Poetry by Kamau Brathwaite

Ancestors startlingly reinvents one of the most important long poems of our hemisphere. Here in a single volume is Kamau Brathwaite’s long unavailable, landmark trilogy––Mother Poem, Sun Poem, and X/Self (1977, 1982, and 1987)––now completely revised and expanded by the author. With its "Video Sycorax" typographic inventions and linguistic play, Ancestors liberates both the language and the new-Caliban vision of the poet. In its fresh and more experimental form the trilogy embodies the recapture (what the poet has called the "intercovery") of Brathwaite’s African/Caribbean ancestry as a possession of power and renewal, even as it plumbs the deep tonalities of enslavement, oppression, and colonial dispossession.

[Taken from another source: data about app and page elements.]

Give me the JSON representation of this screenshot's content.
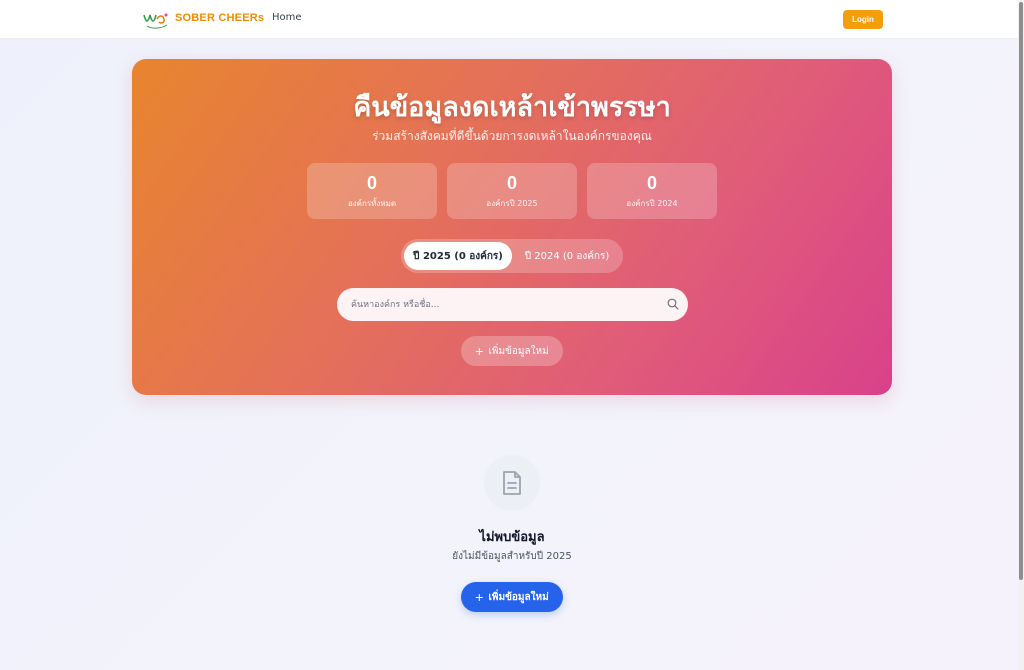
{
  "navbar": {
    "brand_name": "SOBER CHEERs",
    "home_link": "Home",
    "login_label": "Login",
    "logo_icon": "healthy-logo-icon"
  },
  "hero": {
    "title": "คืนข้อมูลงดเหล้าเข้าพรรษา",
    "subtitle": "ร่วมสร้างสังคมที่ดีขึ้นด้วยการงดเหล้าในองค์กรของคุณ",
    "stats": [
      {
        "value": "0",
        "label": "องค์กรทั้งหมด"
      },
      {
        "value": "0",
        "label": "องค์กรปี 2025"
      },
      {
        "value": "0",
        "label": "องค์กรปี 2024"
      }
    ],
    "tabs": [
      {
        "label": "ปี 2025 (0 องค์กร)",
        "active": true
      },
      {
        "label": "ปี 2024 (0 องค์กร)",
        "active": false
      }
    ],
    "search": {
      "placeholder": "ค้นหาองค์กร หรือชื่อ...",
      "icon": "search-icon"
    },
    "add_button_label": "เพิ่มข้อมูลใหม่"
  },
  "empty_state": {
    "icon": "document-icon",
    "title": "ไม่พบข้อมูล",
    "description": "ยังไม่มีข้อมูลสำหรับปี 2025",
    "add_button_label": "เพิ่มข้อมูลใหม่"
  },
  "colors": {
    "brand": "#f08c00",
    "login": "#f59e0b",
    "hero_start": "#e8852e",
    "hero_end": "#d9418b",
    "primary_button": "#2563eb"
  }
}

Available: June 01 2001

Black + Blues

Poetry by Kamau Brathwaite

Kamau Brathwaite, who won the 1994 Neustadt International Prize for Literature, has revised his celebrated 1979 Casa de las Americas collection, Black + Blues, for its first edition by a U.S. publisher. A rich, arid, beautiful collection, Black + Blues is cast in three parts — “Fragments," "Drought," and "Flowers." In Brathwaite’s voice, as The Beloit Poetry Journal noted, "the false distinctions between poetry and polemic, between tragic vision and comic insight, between anger and tenderness, here disappear. At last a major poet of our troubled history and troubling time is available to readers in this country." “His dazzling, inventive language, his tragic yet unquenchable vision," as Adrienne Rich declared, "make Kamau Brathwaite one of the most compelling of late 20th century poets."

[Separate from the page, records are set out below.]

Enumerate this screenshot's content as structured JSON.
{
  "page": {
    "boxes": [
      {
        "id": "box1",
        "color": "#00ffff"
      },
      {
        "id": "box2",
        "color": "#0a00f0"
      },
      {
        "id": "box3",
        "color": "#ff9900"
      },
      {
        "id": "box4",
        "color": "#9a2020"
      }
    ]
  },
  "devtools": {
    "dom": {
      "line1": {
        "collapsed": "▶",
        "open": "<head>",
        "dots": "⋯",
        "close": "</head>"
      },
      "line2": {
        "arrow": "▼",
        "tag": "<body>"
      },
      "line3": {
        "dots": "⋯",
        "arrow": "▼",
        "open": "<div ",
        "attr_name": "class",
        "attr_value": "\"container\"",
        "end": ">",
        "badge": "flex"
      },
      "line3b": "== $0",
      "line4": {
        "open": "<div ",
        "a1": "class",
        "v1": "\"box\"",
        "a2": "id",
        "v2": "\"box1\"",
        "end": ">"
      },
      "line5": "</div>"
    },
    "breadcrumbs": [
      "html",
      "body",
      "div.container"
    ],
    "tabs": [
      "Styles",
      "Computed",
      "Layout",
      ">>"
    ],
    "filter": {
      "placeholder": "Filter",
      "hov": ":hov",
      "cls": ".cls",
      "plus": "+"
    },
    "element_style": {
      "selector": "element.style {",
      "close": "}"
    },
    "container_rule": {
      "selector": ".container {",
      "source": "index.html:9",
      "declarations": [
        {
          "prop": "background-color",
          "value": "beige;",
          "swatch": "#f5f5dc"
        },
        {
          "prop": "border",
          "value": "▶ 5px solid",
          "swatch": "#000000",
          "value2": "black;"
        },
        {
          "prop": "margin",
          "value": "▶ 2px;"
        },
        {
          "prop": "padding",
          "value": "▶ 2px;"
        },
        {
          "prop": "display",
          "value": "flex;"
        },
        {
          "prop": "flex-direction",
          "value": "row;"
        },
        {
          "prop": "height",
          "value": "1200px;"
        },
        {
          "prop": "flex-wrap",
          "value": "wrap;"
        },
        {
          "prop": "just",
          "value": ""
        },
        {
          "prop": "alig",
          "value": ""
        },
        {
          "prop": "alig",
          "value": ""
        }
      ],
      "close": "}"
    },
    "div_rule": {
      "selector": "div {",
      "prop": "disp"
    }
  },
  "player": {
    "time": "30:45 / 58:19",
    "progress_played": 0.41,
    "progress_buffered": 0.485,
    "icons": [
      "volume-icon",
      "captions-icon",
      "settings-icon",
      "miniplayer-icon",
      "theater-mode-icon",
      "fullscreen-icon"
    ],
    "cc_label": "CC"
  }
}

Available: December 01 1995

Middle Passages

Poetry by Kamau Brathwaite

Kamau Brathwaite’s poetry offers stunning collages devoted to the history, mythology, and language of the African diaspora, and has gained him a world reputation. Middle Passages, his most recent collection, is his sixteenth poetry volume, but his first with an American publisher. With notes of protest and lament, the fourteen poems of Middle Passages address the effects of the Middle Passage of slavery on the New World, and celebrate great musicians (Ellington, Bessie Smith), poets, heroes of the resistance, and Third World leaders Kwame Nkrumah, Walter Rodney, and Nelson Mandela. And as the London Times Literary Supplement noted, it is "a poetry that moves between rage and tenderness, doubt and displacement to affirmation... Middle Passages is a potent and effective book, a work of passion and integrity."

Available: January 01 1993